Everything else revolves around that central event, although it doesn't occur until halfway through this book, giving plenty of time to read about a family's life, tensions and everyday routines. There is clearly a problem lurking, a foreshadowing of a terrible event but..I don't think Quindlen gives too much away. Instead, she shows her usual skill in creating characters that readers can understand.
The woman at the heart of this book,Mary Beth Latham, is so involved with her family that she has only about an hour of free time a week. Even though I cut myself more slack now, I remember the early days of parenting and how hard it was to find any free time. Mary Beth's children aren't so young, but even so it is rough going for Mary Beth to keep track of their moods and activities.
It isn't going to be a surprise to any readers to discover that one son in this story is heading towards depression. That is foreshadowed early on. What is less obvious is where the story is going to go.
I do not believe I could survive what Mary Beth Latham went through and I had to keep reminding myself that this was - and is - fiction. But even now I can not think of this book without crying. I can't decide if it was meant to be strongly realistic, inspirational - or both. But I could not lean towards optimism after reading this one, even though I rooted for Latham and would love to know how her life turned out.

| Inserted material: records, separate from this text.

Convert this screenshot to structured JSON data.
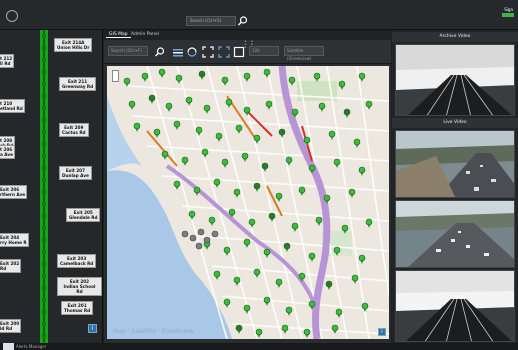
{
  "topbar": {
    "search_placeholder": "Search (Ctrl+S)",
    "sign_label": "Sign",
    "indicator_color": "#3bb24a"
  },
  "freeway": {
    "exits": [
      {
        "exit": "Exit 214A",
        "road": "Union Hills Dr"
      },
      {
        "exit": "Exit 211",
        "road": "Greenway Rd"
      },
      {
        "exit": "Exit 209",
        "road": "Cactus Rd"
      },
      {
        "exit": "Exit 207",
        "road": "Dunlap Ave"
      },
      {
        "exit": "Exit 205",
        "road": "Glendale Rd"
      },
      {
        "exit": "Exit 203",
        "road": "Camelback Rd"
      },
      {
        "exit": "Exit 202",
        "road": "Indian School Rd"
      },
      {
        "exit": "Exit 201",
        "road": "Thomas Rd"
      }
    ],
    "left_labels": [
      {
        "line1": "t 212",
        "line2": "ll Rd"
      },
      {
        "line1": "t 210",
        "line2": "etland Rd"
      },
      {
        "line1": "t 208",
        "line2": "ck Rd"
      },
      {
        "line1": "t 206",
        "line2": "a Ave"
      },
      {
        "line1": "Exit 206",
        "line2": "rthern Ave"
      },
      {
        "line1": "Exit 204",
        "line2": "rry Home R"
      },
      {
        "line1": "Exit 202",
        "line2": "Rd"
      },
      {
        "line1": "Exit 200",
        "line2": "ld Rd"
      }
    ],
    "side_button": "i",
    "road_color": "#1aa21a"
  },
  "map_panel": {
    "tabs": [
      "GIS Map",
      "Admin Panel"
    ],
    "search_placeholder": "Search (Ctrl+F)",
    "zoom_value": "100",
    "layer_select": "Satellite (Streetview)",
    "map_watermark": "Map · Satellite · Streetview",
    "corner_button": "i"
  },
  "video": {
    "archive_title": "Archive Video",
    "live_title": "Live Video"
  },
  "status": {
    "text": "Alerts Manager"
  }
}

I'd eagerly read a sequel to this book. Perhaps, in time, I will have a different take on Every Last One. This book cuts to the bone and if you are looking for a sunny, easy read...look elsewhere.
Having noted that, when Quindlen's newest book comes out, I'll be eagerly looking to read it. She has such talent, even when writing about difficult subjects. I can't help wondering if she felt depressed or haunted for awhile after she finished writing this or if it had a cathartic effect on her.
What did I come away with? As a parent, I can say that it is extremely easy to miss warning signs, extremely common for otherwise attentive, intelligent parents (and, yes, well-educated) to be in denial about the states of mind of our kids and their friends. We do after all wish them health and happiness. Incessant questioning can drive them further afield; taking on someone else's child as a "project" is almost always dangerous. Quindlen mentions (cannot find the page) that all of that concern about potty-training, preschool, the minor issues of raising small children pale in relation to what happens to them in the later, real, world. Aren't our concerns so petty at the beginning of the child's life, and aren't we helicoptering when we should be listening?
This is my first Quindlen book, but I was a fan of her NYT columns many years ago. She did a sensible interview in Los Altos, CA on Mother's Day and read from this novel. There are already plenty of well-written, positive reviews in this space, so mine is not really necessary. As to the long build-up where "nothing happens"? Think of what the author was trying to say with the detail in the beginning of the story. As to the tragedy, I wish reviewers would not so generously give away plot points: Spoilers were not necessary in order to criticize the book.
The book would have gotten 5 stars from me had the foreshadowing been more subtle and had some of the "stretch your imagination" incidents been a bit more realistic...Won't give away the plot to cite an example, but I think it's clear if you read carefully. Also, I think the ending a bit weak, but am unable to come up with a better idea myself!
Immediately after reading "Every Last One" I read Anne Lamott's "Imperfect Birds" Imperfect Birds: A Novel. In reviewing the latter, I mentioned that had the stepdad in that novel been in charge of Quindlen's fictional family, the tragedy could have been averted! Would be interested in reading other readers' comparisons of these similarly themed stories.